After slogging through some of the FDA dashboards, I came across one that I felt was worthy of mention.  The FDA’s Office of Regulatory Affairs (ORA) has apparently begun the process of scoring drug manufacturing establishments in their risk-based inspection program.  The FDA has been talking about risk-based inspection (as well as risk-based review) ever since I was at the Agency, back when dinosaurs roamed the earth!  The Agency states on the ORA dashboard (here) “FDA is continuing to develop a more quantitative risk model to help predict where FDA’s inspections are most likely to achieve the greatest public health impact. The Risk-Based Site Selection Model provides a risk score for each facility, which is a function of four component risk factors – Product, Process, Facility, and Knowledge.”  While there is no further explanation, nor a narrative of how the scoring is applied, there are metrics for the first quarter of FY 2017 and targets for high risk inspections listed for each of the four quarters.

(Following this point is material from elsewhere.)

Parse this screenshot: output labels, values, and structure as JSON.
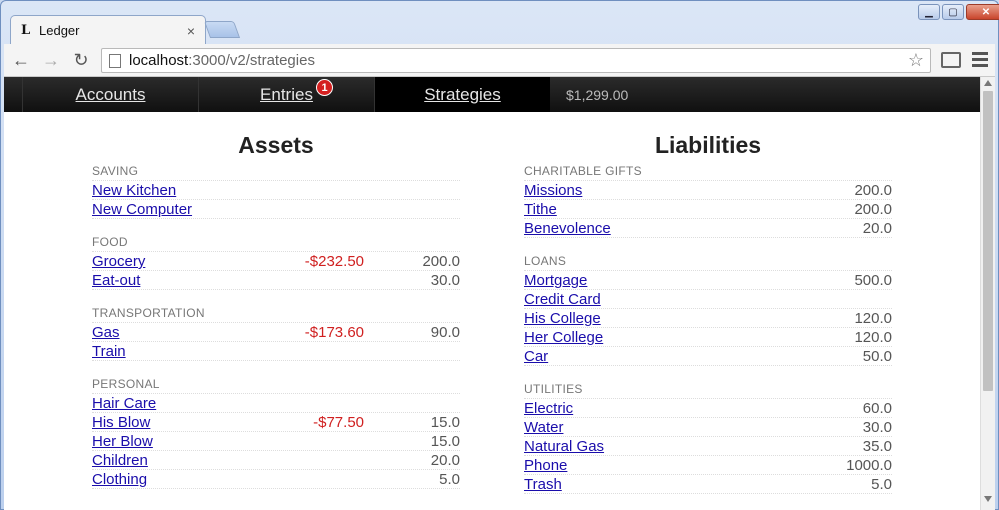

Quite interestingly, the first quarter’s (October – December 2017) target was 150 such inspections, but the actual number of high risk inspections was only 72. There is no reason why less than 50% of the target was achieved for the quarter.  Perhaps there was a slower than expected initial program roll out; perhaps the FDA has not assigned scores to a sufficient number of firms.  Who knows, but the ORA targets for high risk inspections for the following three quarters are listed as follows:

Time Period                      Target          Number

Oct – Dec 2016                   150                 72

Jan – Mar 2017                   225                TBD

Apr – Jun 2017                    225               TBD

Jul – Sep 2017                      150                TBD

I think the take-home message from the targets projected is, look out high risk firms because FDA is planning 600 inspections of your facilities in the next 9 months.  I guess the problem in sounding the alarm is that I don’t know if high risk firms know who they are?  Therefore, everyone should be ready!